YOUR INSTRUCTIONS -> Retype the whole listing below exactly, keeping every picture out of it.

= Beginning of Section =

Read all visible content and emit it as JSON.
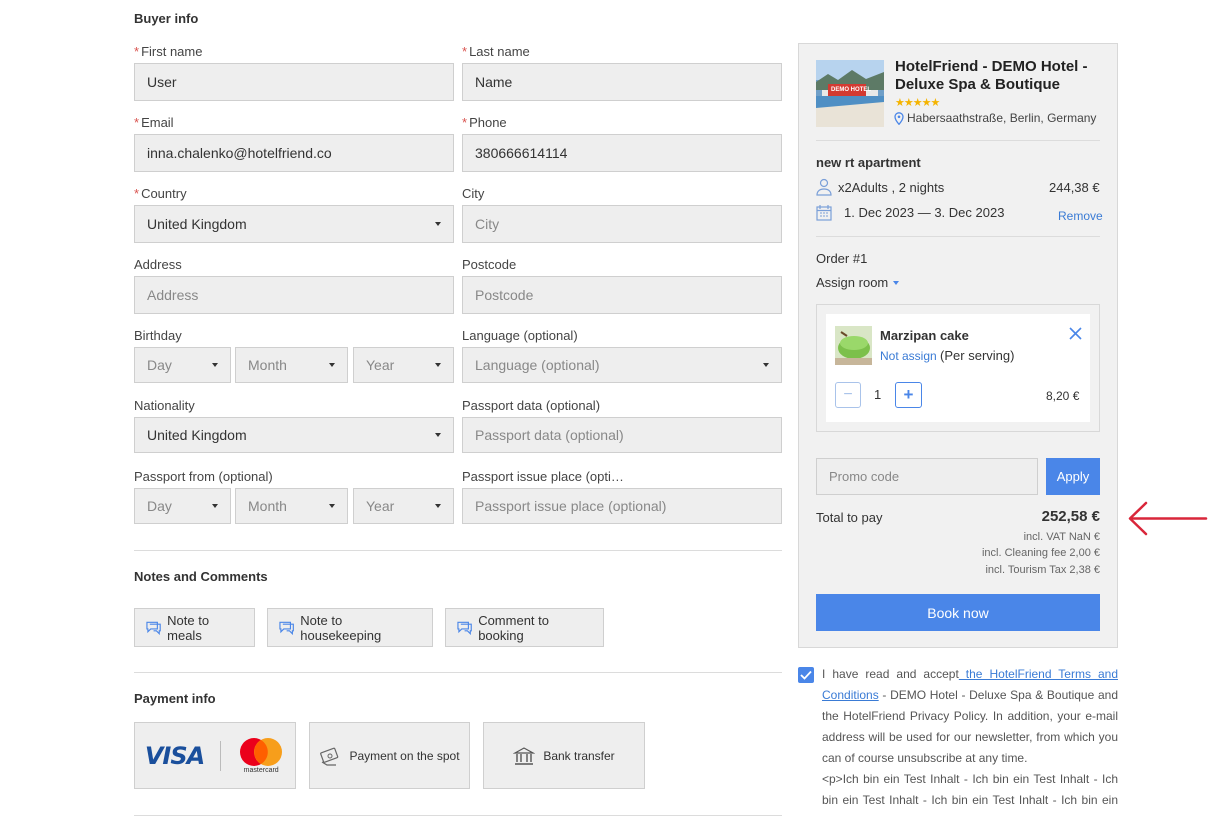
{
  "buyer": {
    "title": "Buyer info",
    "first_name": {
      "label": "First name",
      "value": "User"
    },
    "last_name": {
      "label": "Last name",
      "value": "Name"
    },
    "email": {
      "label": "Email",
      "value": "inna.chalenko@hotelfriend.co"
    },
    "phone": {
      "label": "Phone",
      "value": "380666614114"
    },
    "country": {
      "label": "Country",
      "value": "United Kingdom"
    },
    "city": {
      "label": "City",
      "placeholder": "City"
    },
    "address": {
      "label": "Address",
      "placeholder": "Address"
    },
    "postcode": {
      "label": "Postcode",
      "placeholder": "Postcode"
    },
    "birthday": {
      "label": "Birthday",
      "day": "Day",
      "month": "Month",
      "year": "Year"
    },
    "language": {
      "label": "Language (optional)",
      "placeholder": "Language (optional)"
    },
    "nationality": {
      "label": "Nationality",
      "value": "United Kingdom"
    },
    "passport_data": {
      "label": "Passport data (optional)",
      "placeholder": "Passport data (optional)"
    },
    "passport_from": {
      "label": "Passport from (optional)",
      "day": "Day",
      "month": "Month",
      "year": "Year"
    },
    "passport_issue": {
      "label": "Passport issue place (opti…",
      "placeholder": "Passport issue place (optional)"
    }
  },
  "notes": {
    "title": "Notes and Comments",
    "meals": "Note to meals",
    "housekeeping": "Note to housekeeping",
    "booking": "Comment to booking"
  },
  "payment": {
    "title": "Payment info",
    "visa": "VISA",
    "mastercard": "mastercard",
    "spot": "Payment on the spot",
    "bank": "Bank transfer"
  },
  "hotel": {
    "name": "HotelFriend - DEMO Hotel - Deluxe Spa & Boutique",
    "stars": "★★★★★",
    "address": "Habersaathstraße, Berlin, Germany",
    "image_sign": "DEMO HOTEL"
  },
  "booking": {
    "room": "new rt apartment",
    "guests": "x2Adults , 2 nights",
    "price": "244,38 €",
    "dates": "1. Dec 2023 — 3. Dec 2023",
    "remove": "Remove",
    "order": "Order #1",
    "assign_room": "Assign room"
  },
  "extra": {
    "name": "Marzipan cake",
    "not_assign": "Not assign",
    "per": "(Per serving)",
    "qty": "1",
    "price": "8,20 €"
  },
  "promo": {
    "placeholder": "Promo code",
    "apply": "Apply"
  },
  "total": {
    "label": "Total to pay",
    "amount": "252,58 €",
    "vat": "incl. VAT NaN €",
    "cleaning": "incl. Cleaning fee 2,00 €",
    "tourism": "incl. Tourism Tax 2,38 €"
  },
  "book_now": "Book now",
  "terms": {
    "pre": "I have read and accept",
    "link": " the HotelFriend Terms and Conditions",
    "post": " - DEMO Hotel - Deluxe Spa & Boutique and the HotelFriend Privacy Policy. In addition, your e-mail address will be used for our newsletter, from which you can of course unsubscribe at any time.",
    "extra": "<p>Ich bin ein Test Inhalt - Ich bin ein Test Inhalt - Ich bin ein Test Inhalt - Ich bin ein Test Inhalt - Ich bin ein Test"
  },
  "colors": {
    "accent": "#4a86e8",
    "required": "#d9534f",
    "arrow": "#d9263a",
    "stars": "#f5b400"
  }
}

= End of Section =

RESULT OF THE EXERCISE ->
Read all visible content and emit it as JSON.
{
  "buyer": {
    "title": "Buyer info",
    "first_name": {
      "label": "First name",
      "value": "User"
    },
    "last_name": {
      "label": "Last name",
      "value": "Name"
    },
    "email": {
      "label": "Email",
      "value": "inna.chalenko@hotelfriend.co"
    },
    "phone": {
      "label": "Phone",
      "value": "380666614114"
    },
    "country": {
      "label": "Country",
      "value": "United Kingdom"
    },
    "city": {
      "label": "City",
      "placeholder": "City"
    },
    "address": {
      "label": "Address",
      "placeholder": "Address"
    },
    "postcode": {
      "label": "Postcode",
      "placeholder": "Postcode"
    },
    "birthday": {
      "label": "Birthday",
      "day": "Day",
      "month": "Month",
      "year": "Year"
    },
    "language": {
      "label": "Language (optional)",
      "placeholder": "Language (optional)"
    },
    "nationality": {
      "label": "Nationality",
      "value": "United Kingdom"
    },
    "passport_data": {
      "label": "Passport data (optional)",
      "placeholder": "Passport data (optional)"
    },
    "passport_from": {
      "label": "Passport from (optional)",
      "day": "Day",
      "month": "Month",
      "year": "Year"
    },
    "passport_issue": {
      "label": "Passport issue place (opti…",
      "placeholder": "Passport issue place (optional)"
    }
  },
  "notes": {
    "title": "Notes and Comments",
    "meals": "Note to meals",
    "housekeeping": "Note to housekeeping",
    "booking": "Comment to booking"
  },
  "payment": {
    "title": "Payment info",
    "visa": "VISA",
    "mastercard": "mastercard",
    "spot": "Payment on the spot",
    "bank": "Bank transfer"
  },
  "hotel": {
    "name": "HotelFriend - DEMO Hotel - Deluxe Spa & Boutique",
    "stars": "★★★★★",
    "address": "Habersaathstraße, Berlin, Germany",
    "image_sign": "DEMO HOTEL"
  },
  "booking": {
    "room": "new rt apartment",
    "guests": "x2Adults , 2 nights",
    "price": "244,38 €",
    "dates": "1. Dec 2023 — 3. Dec 2023",
    "remove": "Remove",
    "order": "Order #1",
    "assign_room": "Assign room"
  },
  "extra": {
    "name": "Marzipan cake",
    "not_assign": "Not assign",
    "per": "(Per serving)",
    "qty": "1",
    "price": "8,20 €"
  },
  "promo": {
    "placeholder": "Promo code",
    "apply": "Apply"
  },
  "total": {
    "label": "Total to pay",
    "amount": "252,58 €",
    "vat": "incl. VAT NaN €",
    "cleaning": "incl. Cleaning fee 2,00 €",
    "tourism": "incl. Tourism Tax 2,38 €"
  },
  "book_now": "Book now",
  "terms": {
    "pre": "I have read and accept",
    "link": " the HotelFriend Terms and Conditions",
    "post": " - DEMO Hotel - Deluxe Spa & Boutique and the HotelFriend Privacy Policy. In addition, your e-mail address will be used for our newsletter, from which you can of course unsubscribe at any time.",
    "extra": "<p>Ich bin ein Test Inhalt - Ich bin ein Test Inhalt - Ich bin ein Test Inhalt - Ich bin ein Test Inhalt - Ich bin ein Test"
  },
  "colors": {
    "accent": "#4a86e8",
    "required": "#d9534f",
    "arrow": "#d9263a",
    "stars": "#f5b400"
  }
}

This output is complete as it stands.